Task instructions: Show all lines containing "main" from the data below.

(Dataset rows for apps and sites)
========================================
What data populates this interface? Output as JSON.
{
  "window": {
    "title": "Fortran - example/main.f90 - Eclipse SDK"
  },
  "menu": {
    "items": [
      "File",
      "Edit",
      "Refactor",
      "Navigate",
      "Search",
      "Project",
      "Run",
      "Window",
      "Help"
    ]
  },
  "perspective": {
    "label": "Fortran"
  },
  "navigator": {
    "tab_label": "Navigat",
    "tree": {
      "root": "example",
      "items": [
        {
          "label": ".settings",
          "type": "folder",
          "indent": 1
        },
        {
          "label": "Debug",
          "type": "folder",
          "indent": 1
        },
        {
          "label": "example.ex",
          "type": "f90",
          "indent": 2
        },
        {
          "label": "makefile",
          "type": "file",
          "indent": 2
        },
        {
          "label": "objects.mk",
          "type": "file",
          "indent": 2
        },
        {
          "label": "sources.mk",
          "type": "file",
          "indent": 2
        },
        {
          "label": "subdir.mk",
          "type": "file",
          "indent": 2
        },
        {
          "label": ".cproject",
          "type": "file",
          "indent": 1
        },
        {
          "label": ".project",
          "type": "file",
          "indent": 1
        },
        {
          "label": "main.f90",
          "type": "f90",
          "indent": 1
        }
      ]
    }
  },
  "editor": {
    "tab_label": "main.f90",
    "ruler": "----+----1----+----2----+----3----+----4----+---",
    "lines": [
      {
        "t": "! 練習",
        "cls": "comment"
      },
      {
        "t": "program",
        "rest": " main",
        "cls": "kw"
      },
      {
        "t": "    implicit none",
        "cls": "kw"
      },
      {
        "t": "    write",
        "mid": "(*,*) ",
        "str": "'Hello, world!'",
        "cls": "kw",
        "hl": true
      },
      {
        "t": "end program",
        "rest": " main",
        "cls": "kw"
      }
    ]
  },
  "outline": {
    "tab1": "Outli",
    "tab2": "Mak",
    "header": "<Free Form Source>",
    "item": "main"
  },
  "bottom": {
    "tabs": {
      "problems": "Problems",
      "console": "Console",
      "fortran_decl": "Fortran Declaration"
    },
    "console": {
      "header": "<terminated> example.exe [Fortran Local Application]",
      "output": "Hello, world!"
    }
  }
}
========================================
Your response:
    "title": "Fortran - example/main.f90 - Eclipse SDK"
          "label": "main.f90",
    "tab_label": "main.f90",
        "rest": " main",
        "rest": " main",
    "item": "main"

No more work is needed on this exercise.